TASK STATEMENT |
Return the data word for word. Pictures are to be omitted.

Stored data entries:
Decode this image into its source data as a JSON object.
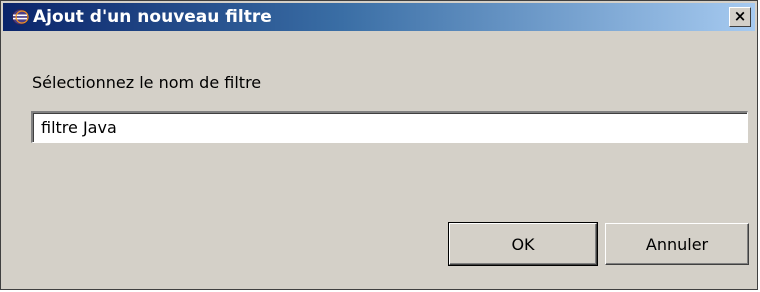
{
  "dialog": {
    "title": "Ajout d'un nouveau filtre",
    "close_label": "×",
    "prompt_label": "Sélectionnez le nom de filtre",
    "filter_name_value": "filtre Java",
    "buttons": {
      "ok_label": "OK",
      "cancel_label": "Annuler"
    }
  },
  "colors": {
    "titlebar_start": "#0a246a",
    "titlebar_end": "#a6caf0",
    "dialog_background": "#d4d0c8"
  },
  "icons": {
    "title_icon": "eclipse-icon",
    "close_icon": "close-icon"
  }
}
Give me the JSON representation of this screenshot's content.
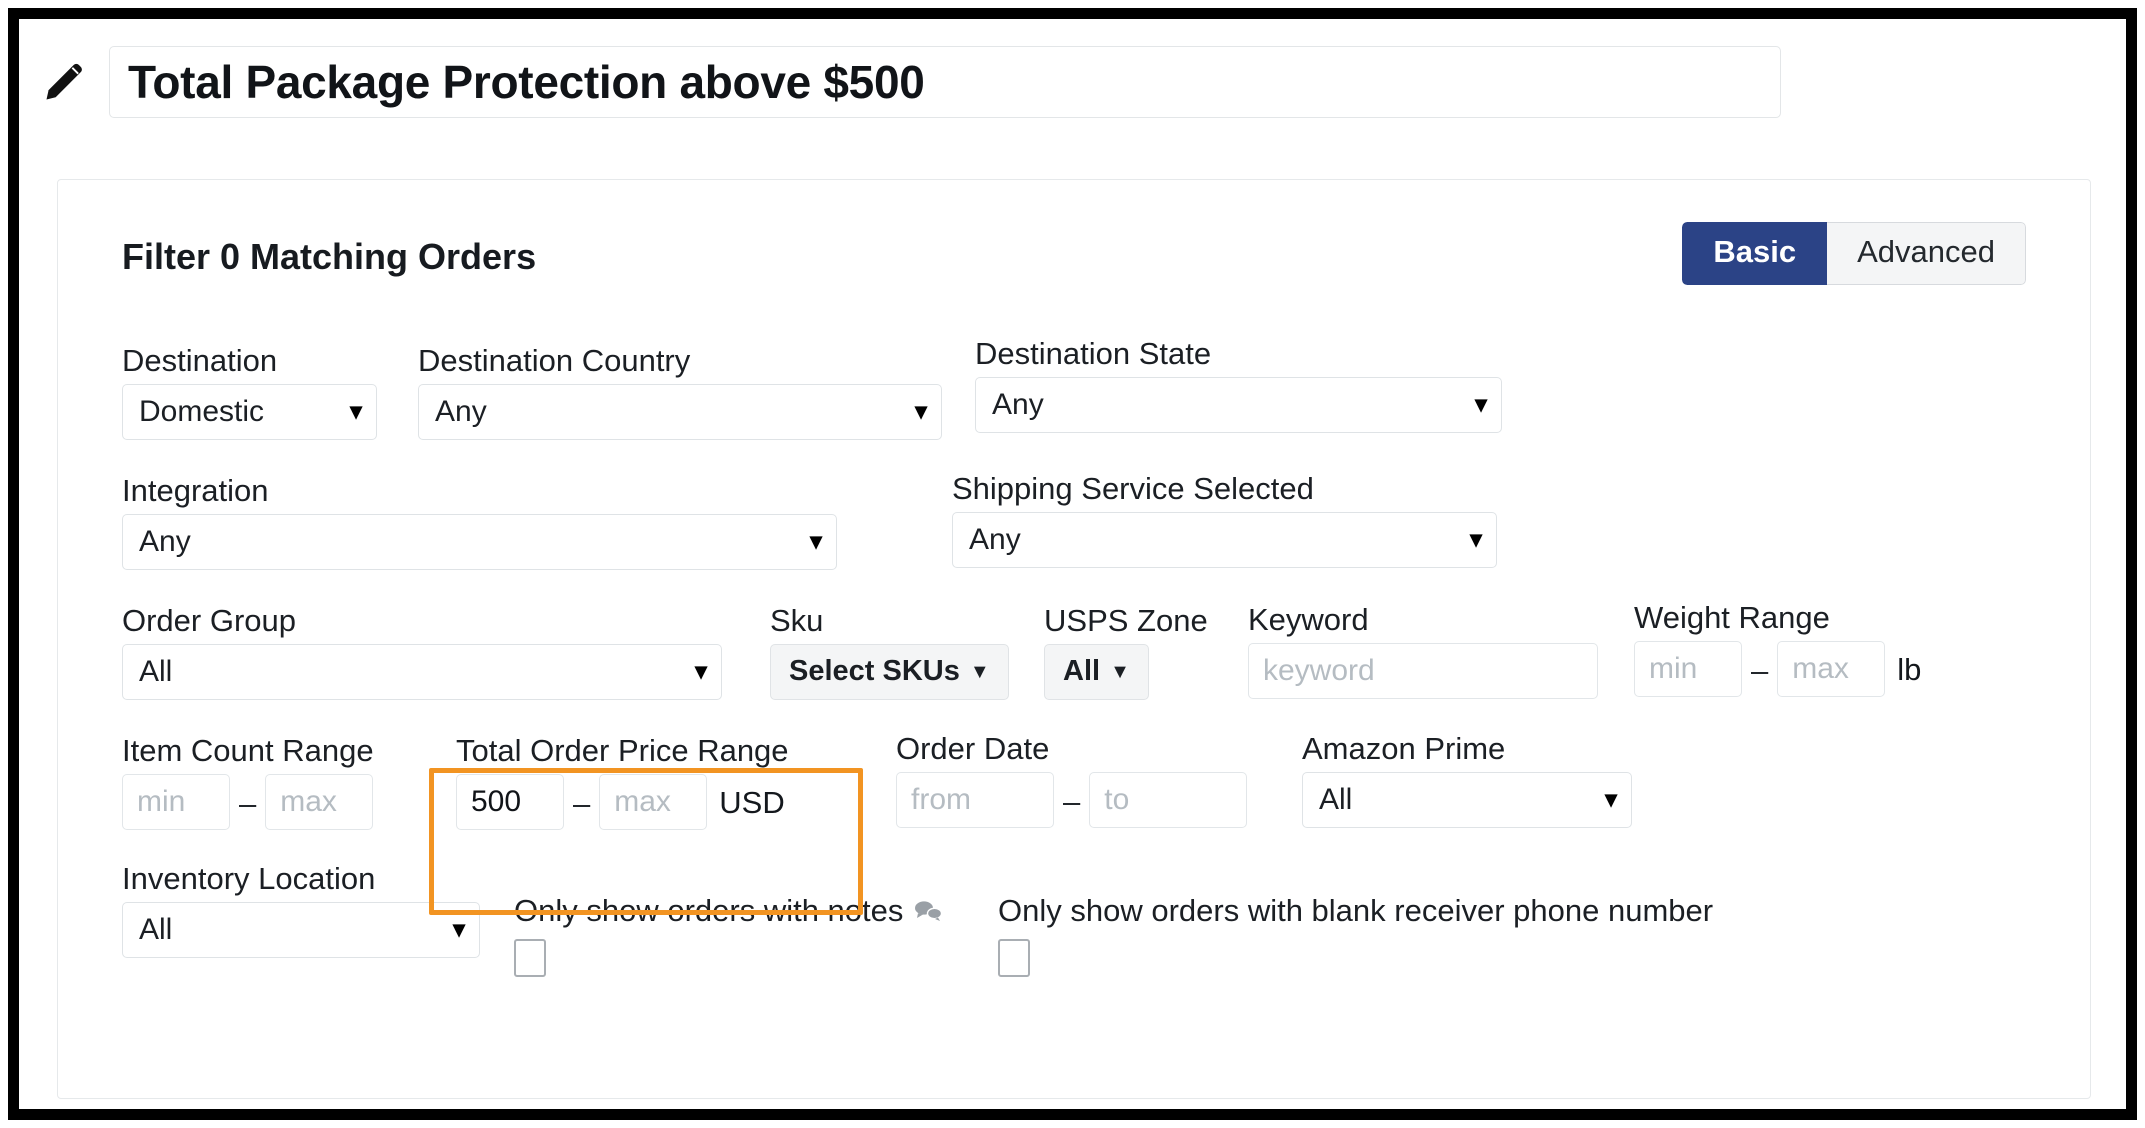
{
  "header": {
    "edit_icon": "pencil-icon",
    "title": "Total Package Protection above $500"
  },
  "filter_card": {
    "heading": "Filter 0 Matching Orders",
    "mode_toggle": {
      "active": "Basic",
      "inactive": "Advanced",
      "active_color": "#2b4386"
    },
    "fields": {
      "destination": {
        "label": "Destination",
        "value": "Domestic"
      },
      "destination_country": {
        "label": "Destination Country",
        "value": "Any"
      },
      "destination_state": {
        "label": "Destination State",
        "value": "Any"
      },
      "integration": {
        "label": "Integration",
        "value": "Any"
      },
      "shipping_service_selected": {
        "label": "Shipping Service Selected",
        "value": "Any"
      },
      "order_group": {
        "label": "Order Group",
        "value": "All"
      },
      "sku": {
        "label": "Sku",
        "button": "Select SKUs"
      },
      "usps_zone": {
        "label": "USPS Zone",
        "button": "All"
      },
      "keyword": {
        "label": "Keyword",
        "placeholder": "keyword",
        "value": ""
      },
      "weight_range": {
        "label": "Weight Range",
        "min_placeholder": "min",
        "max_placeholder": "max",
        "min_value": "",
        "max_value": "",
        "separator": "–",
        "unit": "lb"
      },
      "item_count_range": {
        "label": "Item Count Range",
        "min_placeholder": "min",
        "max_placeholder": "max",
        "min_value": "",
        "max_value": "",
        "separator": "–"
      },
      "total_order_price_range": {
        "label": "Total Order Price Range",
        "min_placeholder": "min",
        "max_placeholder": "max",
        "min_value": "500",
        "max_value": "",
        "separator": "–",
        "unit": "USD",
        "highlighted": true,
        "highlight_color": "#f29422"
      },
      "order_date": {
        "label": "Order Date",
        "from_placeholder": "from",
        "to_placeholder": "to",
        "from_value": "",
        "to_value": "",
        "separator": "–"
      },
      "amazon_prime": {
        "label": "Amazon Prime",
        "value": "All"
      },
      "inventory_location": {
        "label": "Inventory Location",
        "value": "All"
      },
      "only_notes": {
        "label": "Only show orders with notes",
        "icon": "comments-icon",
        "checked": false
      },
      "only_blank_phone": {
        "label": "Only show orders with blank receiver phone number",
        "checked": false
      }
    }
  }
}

SOLUTION TO THIS EXERCISE |
Decode this image into its source data as a JSON object.
{
  "dialog": {
    "title": "Ajout d'un nouveau filtre",
    "close_label": "×",
    "prompt_label": "Sélectionnez le nom de filtre",
    "filter_name_value": "filtre Java",
    "buttons": {
      "ok_label": "OK",
      "cancel_label": "Annuler"
    }
  },
  "colors": {
    "titlebar_start": "#0a246a",
    "titlebar_end": "#a6caf0",
    "dialog_background": "#d4d0c8"
  },
  "icons": {
    "title_icon": "eclipse-icon",
    "close_icon": "close-icon"
  }
}
Give me the JSON representation of this screenshot's content.
{
  "header": {
    "edit_icon": "pencil-icon",
    "title": "Total Package Protection above $500"
  },
  "filter_card": {
    "heading": "Filter 0 Matching Orders",
    "mode_toggle": {
      "active": "Basic",
      "inactive": "Advanced",
      "active_color": "#2b4386"
    },
    "fields": {
      "destination": {
        "label": "Destination",
        "value": "Domestic"
      },
      "destination_country": {
        "label": "Destination Country",
        "value": "Any"
      },
      "destination_state": {
        "label": "Destination State",
        "value": "Any"
      },
      "integration": {
        "label": "Integration",
        "value": "Any"
      },
      "shipping_service_selected": {
        "label": "Shipping Service Selected",
        "value": "Any"
      },
      "order_group": {
        "label": "Order Group",
        "value": "All"
      },
      "sku": {
        "label": "Sku",
        "button": "Select SKUs"
      },
      "usps_zone": {
        "label": "USPS Zone",
        "button": "All"
      },
      "keyword": {
        "label": "Keyword",
        "placeholder": "keyword",
        "value": ""
      },
      "weight_range": {
        "label": "Weight Range",
        "min_placeholder": "min",
        "max_placeholder": "max",
        "min_value": "",
        "max_value": "",
        "separator": "–",
        "unit": "lb"
      },
      "item_count_range": {
        "label": "Item Count Range",
        "min_placeholder": "min",
        "max_placeholder": "max",
        "min_value": "",
        "max_value": "",
        "separator": "–"
      },
      "total_order_price_range": {
        "label": "Total Order Price Range",
        "min_placeholder": "min",
        "max_placeholder": "max",
        "min_value": "500",
        "max_value": "",
        "separator": "–",
        "unit": "USD",
        "highlighted": true,
        "highlight_color": "#f29422"
      },
      "order_date": {
        "label": "Order Date",
        "from_placeholder": "from",
        "to_placeholder": "to",
        "from_value": "",
        "to_value": "",
        "separator": "–"
      },
      "amazon_prime": {
        "label": "Amazon Prime",
        "value": "All"
      },
      "inventory_location": {
        "label": "Inventory Location",
        "value": "All"
      },
      "only_notes": {
        "label": "Only show orders with notes",
        "icon": "comments-icon",
        "checked": false
      },
      "only_blank_phone": {
        "label": "Only show orders with blank receiver phone number",
        "checked": false
      }
    }
  }
}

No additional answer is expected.